Historically a water-rich country, India is now facing a water crisis. With 16% of the world’s population, but only 4% of the world’s fresh water, India’s demand is outstripping its supply. Poor resource management and climate change have led to soil erosion, sediment build-up, and highly irregular and declining rainfall. The land is barren and life is difficult. Water resources underpin economic growth, poverty reduction, and environmental sustainability.

DWC’s WATER FOR LIFE program successfully fulfills a communities’ water needs and helps farmers in India transform a desert into arable, productive farmland.

How it Works

India’s water issues are perhaps most significant to the country’s farming population. Nearly half of India’s population earns their livelihood through agriculture and livestock rearing., and yet nearly two thirds of all fields lack any type of irrigation system. Farmers depend on an increasingly scarce supply of water for their crops.

From food security and health, water contributes to social well-being and livelihoods. Increased availability of water is an important long-term asset for marginal families in the developing world.

Northwestern India is one of the driest places on earth.
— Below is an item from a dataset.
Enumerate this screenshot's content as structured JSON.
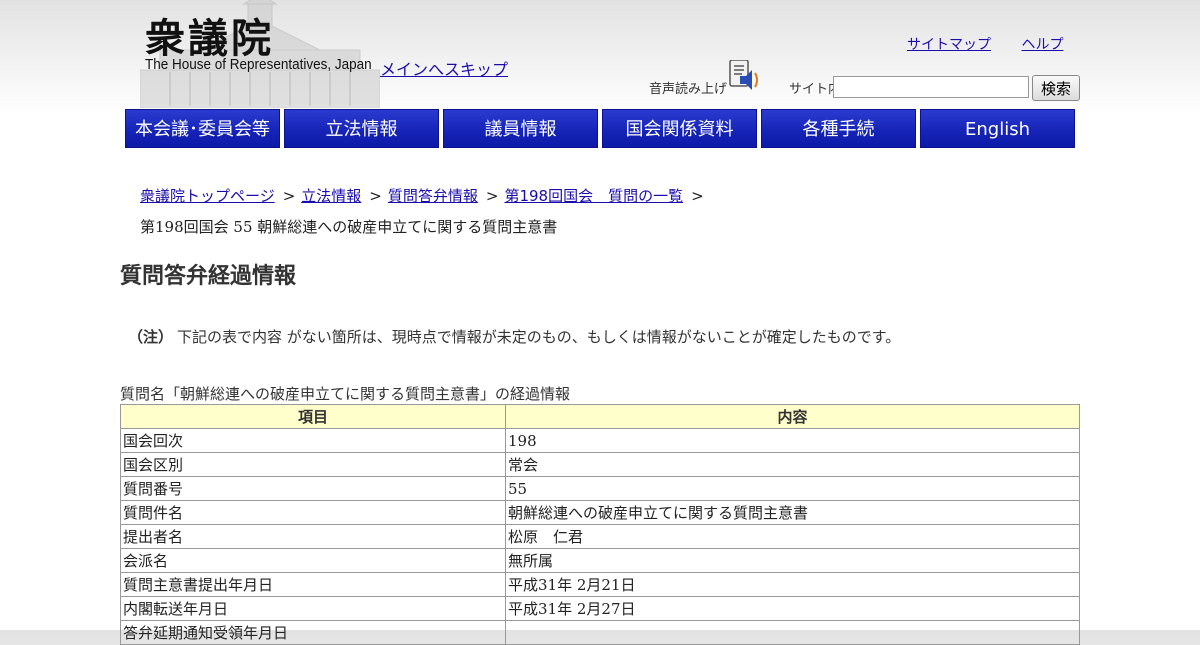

Water For Life maps rivers and smaller waterways that develop during the annual monsoon. From this information, a containment structure to conserve the rainwater is constructed. These structures range from rock and cement walls to large dams and crop irrigation channels.

The results of water collection efforts are readily visible one year after construction when new crops of wheat, barley, corn, and other vegetables are growing where nothing has grown for years.

Enhanced yields mean farmers are able to provide for their families, as well as increase their income by selling excess produce.

Some water harvesting structures are able to hold 1,000,000 litres of collected rainwater which help to recharge nearby wells benefitting many families who use the land. Villages invest in these water projects. Collectively it takes them years to save this money.